Interspersed throughout Bianchic's instructive comments in his DIY-inspired tutorial, phrases like "Destroy patriarchy" and "If anything doesn't look good you can always say it was consciously done" underscore the confrontational nature of this nail art practice. Bianchic's nails are an act of defiance, used to express the fluidity of these roles.
Because of the hand's dual status as body part and technological object, there is something that seems more than a little cyborgian about nail art. Relatively standardized and relatively anonymous, our nails seem tailor-made for social media sharing, which is one likely reason for the recent shift from a lipstick-dominated cosmetic culture to a nail art-centered one.

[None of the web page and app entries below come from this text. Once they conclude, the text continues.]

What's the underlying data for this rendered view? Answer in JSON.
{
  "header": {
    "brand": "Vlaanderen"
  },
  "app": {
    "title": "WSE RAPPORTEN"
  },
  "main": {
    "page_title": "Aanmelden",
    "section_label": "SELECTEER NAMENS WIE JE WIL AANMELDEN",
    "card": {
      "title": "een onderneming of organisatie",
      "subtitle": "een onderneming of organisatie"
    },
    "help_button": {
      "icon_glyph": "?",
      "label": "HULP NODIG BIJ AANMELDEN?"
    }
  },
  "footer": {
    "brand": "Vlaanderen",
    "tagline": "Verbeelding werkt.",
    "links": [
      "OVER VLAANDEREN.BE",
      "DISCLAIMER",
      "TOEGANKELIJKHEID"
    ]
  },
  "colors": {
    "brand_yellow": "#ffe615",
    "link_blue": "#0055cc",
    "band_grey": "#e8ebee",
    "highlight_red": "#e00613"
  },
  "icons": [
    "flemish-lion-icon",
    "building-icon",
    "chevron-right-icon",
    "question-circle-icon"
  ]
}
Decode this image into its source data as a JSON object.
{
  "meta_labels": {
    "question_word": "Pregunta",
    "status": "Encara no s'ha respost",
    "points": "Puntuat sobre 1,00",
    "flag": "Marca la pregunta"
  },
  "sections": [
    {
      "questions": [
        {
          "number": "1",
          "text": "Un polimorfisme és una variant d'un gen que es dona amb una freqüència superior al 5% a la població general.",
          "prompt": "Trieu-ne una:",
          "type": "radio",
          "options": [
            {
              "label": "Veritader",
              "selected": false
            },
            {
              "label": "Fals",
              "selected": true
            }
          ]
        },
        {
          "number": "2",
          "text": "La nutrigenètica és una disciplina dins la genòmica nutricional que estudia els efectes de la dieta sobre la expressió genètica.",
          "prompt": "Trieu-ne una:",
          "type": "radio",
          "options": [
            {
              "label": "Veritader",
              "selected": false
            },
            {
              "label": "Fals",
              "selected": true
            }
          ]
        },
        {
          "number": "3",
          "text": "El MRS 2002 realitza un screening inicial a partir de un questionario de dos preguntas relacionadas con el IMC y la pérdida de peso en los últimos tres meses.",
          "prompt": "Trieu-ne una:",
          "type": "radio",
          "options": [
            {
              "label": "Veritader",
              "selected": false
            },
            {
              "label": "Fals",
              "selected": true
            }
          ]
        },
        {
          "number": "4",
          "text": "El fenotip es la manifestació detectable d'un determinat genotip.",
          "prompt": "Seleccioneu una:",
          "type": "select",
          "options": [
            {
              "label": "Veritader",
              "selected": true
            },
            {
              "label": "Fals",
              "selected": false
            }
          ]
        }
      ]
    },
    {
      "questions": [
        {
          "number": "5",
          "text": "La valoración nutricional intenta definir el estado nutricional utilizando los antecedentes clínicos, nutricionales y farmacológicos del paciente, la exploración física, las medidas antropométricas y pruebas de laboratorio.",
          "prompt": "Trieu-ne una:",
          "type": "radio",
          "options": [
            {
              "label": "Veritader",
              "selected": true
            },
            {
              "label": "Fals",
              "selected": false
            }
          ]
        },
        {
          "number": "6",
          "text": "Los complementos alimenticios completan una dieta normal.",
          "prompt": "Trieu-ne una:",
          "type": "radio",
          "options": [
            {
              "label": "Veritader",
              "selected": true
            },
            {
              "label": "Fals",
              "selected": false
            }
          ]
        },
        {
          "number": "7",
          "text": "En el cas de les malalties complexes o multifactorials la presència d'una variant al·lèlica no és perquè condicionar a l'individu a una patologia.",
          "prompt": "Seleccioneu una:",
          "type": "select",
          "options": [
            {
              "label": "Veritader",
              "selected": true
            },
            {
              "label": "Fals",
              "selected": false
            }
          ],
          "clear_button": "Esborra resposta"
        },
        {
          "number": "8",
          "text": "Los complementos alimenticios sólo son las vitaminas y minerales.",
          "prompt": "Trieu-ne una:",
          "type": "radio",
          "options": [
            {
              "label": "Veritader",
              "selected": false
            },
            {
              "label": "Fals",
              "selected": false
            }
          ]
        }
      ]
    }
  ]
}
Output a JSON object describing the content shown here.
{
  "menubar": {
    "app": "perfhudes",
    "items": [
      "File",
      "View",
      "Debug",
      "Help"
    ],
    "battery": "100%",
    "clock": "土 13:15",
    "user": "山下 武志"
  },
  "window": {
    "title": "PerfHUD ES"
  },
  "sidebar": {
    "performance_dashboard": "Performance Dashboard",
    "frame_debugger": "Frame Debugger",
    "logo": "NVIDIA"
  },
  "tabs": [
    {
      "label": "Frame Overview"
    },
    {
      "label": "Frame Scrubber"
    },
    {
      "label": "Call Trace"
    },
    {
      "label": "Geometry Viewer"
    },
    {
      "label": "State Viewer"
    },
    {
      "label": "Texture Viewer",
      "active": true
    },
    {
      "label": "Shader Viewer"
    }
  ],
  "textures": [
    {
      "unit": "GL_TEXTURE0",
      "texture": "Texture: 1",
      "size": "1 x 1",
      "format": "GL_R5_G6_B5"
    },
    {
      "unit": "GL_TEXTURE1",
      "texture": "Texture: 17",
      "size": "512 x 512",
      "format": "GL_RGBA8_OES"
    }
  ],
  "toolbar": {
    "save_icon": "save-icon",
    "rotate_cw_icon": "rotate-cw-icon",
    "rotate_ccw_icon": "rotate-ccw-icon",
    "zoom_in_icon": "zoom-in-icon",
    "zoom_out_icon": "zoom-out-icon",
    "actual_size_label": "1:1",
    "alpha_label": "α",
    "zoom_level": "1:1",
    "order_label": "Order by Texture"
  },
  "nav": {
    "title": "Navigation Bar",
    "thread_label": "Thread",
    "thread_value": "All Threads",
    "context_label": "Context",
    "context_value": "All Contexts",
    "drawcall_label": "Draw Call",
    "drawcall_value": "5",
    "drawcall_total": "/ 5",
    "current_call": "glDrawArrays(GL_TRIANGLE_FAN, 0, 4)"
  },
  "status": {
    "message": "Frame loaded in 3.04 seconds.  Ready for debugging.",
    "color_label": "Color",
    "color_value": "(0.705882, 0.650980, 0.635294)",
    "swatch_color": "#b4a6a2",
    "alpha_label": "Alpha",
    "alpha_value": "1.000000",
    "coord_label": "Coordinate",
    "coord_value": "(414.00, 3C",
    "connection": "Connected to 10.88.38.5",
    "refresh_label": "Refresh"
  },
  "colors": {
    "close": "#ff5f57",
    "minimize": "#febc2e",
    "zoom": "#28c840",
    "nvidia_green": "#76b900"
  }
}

Although understanding oneself as a cyborg has long been held up as a way of moving beyond restrictive social roles, nail art is cyborgian without being inherently liberatory. As the aforementioned anti-date rape product shows, blurring the human-technology boundary via nail polish may only reinforce gender roles. Even so, there is still something particularly powerful about such a small portion of the body having such disruptive potential, when artists like Chan, Bailey, and Bianchic draw on the possibilities presented by nail art and its circulation. Disembodied digits, both object and stand-in for an entire body, are fluid and mutable, like the identities, subject positions, and (shifting) forms of digital labor these artists inhabit and perform with the aid of prostheses and polish.
 "According to Euromonitor International, global sales of nail polish increased 43% between 2008 and 2011 – as sales of lip products grew just 7% and facial makeup 11%." Kira Cochran, "Nail art: power at your fingertips," The Guardian, September 25, 2012.
 Lisa Niven, "Nails or Lips?," Vogue UK, September 4, 2013, http://www.vogue.co.uk/beauty/2013/09/04/nails-or-lips---nail-polish-sales-exceed-lipstick-sales
 Some more bizarre instances of nail-obsessed culture include lemmings, My Strange Addiction: Drinks Nail Polish, long nailed celebrity LaRue's series of YouTube videos devoted to explaining how she performs daily activities, like typing and texting, with her long nails, and ASMR-like videos with women typing on keyboards wearing acrylic nails.
 Chan's ever-changing nails are reminiscent of the scene from Total Recall (1995), in which a secretary is giving herself a sci-fi version of a manicure, using an object similar to a stylus to instantaneously change her nails from blue to red with one tap. https://www.youtube.com/watch?v=aEyWavv1Lts
 This is not the first instance Bailey has made work about nails: ColorsoftheSpectrum.mov (2010).
 The Laser Girls, comprised of digital artists Sarah C. Awad and Dhemerae Ford, make and sell 3D printed nails. http://thelasergirls.tumblr.com/
"Lip Service," The Economist, January 23, 2009, http://www.economist.com/node/12998233.
 "What Nail Polish Sales Tell Us About the Economy," Adam Davidson, December 14, 2011, http://www.nytimes.com/2011/12/18/magazine/adam-davidson-economic-indicators.html?_r=0
 Bianchic began painting his nails in 2012, often only using one color. About a year later, he began experimenting with more untraditional applications and fashions, which he then incorporated into his larger practice.
 The YouTube video is titled "EASY SIMPLE NAIL ART TUTORIAL FREE FEMINIST FIFA LANA DEL REY ROAR," to yield higher search results.
 Jeremy Bailey, conversation and email, February 17, 2014 and October 6, 2014, respectively.
 Nails are especially loaded cosmetic accessories in the LGBT community, with drag performer Alaska Thunderfuck 5000 proclaiming, "If you're not wearing nails, you're not doing drag." https://www.youtube.com/watch?v=VsBdLc39X5w